According to The Associated Press, the government of Puerto Rico announced on Thursday that it intends to reopen businesses and public areas such as beaches, restaurants, hair salons, churches, and shopping areas beginning on May 26.

Movie theaters and gyms will still remain closed after next week, and malls are scheduled to reopen on June 8. Restaurants and retail outlets will only be allowed to operate at limited capacity, The AP reported. Social distancing guidelines will still apply to both locals and tourists.

Despite the openings, the country's 7 p.m. to 5 a.m. curfew will remain in effect until June 15.

Visitors will be required to quarantine for 14 days upon arrival, regardless of symptoms, as well as undergo screenings and temperature checks, according to Puerto Rico's tourism site.

Even though Puerto Rico’s Governor Wanda Vázquez announced on Thursday that the island has “flattened the curve,” health experts have voiced their concern that Puerto Rico has not met the proper benchmarks to indicate that the virus was under control, the AP reported. The island has reported about 2,900 cases and 126 deaths, according to Johns Hopkins' data.

However, the reopening, as limited as it may be, could help aid Puerto Ricans. Economist José Caraballo told the AP that the island has lost somewhere between $6 billion to $12 billion and unemployment has spiked to 40 percent.

Amid the pandemic, people have been encouraged to practice social distancing and all large gatherings were suspended until the end of May. This meant that all public gathering places, including “theaters, malls, casinos, bars, gyms, attractions such as tours, national parks, and public beaches,” were closed, according to Discover Puerto Rico.

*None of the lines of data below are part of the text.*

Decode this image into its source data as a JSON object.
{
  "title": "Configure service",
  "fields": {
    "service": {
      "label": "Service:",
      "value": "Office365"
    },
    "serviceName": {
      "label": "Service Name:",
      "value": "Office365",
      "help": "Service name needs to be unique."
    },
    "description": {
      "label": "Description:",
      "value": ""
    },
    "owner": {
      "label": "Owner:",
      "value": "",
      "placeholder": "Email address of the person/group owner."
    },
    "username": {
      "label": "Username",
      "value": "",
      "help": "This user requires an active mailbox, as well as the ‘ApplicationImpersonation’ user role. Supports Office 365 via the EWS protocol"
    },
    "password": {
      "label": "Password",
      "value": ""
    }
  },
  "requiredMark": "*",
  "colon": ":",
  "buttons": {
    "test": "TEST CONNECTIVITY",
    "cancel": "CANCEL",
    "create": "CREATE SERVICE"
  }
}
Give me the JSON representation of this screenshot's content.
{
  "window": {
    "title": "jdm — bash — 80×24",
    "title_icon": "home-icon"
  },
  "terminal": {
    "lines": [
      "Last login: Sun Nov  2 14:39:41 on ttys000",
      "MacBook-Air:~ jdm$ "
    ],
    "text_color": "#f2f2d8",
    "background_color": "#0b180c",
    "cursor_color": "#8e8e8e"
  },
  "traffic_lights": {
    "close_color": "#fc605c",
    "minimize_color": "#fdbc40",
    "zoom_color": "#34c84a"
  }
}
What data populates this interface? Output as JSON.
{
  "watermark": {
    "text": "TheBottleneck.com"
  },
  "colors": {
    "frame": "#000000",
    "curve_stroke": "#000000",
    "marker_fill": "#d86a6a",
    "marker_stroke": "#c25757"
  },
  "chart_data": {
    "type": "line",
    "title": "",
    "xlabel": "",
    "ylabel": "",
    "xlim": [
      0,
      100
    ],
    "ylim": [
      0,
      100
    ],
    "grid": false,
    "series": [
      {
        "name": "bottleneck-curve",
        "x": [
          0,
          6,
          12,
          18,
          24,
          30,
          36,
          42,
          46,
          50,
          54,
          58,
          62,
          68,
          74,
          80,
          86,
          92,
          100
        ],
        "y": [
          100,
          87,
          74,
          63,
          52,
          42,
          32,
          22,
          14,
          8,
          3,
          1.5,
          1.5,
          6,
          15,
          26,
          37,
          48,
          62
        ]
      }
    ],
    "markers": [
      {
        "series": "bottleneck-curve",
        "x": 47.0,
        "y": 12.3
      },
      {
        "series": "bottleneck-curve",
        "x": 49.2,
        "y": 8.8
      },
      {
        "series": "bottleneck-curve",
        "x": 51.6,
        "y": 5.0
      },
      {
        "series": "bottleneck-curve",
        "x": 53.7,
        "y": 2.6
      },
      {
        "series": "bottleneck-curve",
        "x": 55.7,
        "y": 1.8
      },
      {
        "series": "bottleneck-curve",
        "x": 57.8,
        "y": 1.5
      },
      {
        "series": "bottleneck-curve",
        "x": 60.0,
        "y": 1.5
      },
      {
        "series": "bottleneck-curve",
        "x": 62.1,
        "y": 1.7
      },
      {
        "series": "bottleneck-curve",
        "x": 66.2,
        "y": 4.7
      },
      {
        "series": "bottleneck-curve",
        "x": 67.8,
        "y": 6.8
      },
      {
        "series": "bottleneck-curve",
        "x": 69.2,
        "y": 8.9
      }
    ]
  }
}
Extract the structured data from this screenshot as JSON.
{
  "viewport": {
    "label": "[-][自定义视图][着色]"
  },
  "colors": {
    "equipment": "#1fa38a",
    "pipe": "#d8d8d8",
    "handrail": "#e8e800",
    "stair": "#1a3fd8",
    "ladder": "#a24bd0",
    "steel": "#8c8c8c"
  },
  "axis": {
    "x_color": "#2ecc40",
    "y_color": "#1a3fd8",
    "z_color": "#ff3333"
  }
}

Special hours were also put in place for essential businesses like grocery stores and pharmacies.